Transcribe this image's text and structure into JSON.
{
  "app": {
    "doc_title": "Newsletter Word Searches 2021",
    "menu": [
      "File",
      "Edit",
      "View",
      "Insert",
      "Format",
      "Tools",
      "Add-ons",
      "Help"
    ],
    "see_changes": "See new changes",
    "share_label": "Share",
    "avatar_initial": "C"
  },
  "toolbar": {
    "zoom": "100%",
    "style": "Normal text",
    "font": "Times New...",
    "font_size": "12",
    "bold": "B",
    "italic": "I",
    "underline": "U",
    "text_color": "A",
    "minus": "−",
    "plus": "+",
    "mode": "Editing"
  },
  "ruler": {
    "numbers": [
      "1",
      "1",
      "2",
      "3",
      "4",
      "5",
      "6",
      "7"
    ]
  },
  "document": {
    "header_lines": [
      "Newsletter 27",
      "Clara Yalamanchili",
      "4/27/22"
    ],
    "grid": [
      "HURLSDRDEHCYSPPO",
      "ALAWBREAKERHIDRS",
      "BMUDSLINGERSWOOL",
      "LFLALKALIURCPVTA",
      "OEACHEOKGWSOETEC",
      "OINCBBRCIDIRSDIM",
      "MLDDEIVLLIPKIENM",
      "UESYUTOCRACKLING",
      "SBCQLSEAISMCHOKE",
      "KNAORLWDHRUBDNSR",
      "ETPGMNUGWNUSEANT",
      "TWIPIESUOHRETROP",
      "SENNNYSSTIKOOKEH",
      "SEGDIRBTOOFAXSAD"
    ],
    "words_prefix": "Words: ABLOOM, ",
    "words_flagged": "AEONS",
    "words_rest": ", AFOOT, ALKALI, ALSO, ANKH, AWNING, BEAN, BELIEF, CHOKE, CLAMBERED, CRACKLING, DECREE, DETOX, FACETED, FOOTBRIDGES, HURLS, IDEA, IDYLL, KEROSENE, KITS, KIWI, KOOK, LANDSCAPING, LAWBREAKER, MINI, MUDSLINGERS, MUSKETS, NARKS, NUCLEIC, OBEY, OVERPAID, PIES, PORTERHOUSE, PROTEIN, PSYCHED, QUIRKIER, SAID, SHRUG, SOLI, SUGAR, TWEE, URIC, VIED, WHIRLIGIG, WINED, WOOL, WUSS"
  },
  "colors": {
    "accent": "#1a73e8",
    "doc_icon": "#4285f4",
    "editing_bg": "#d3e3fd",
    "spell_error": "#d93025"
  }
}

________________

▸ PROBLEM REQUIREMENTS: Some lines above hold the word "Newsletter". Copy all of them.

▸ ANSWER FOR THIS EXERCISE:
    "doc_title": "Newsletter Word Searches 2021",
      "Newsletter 27",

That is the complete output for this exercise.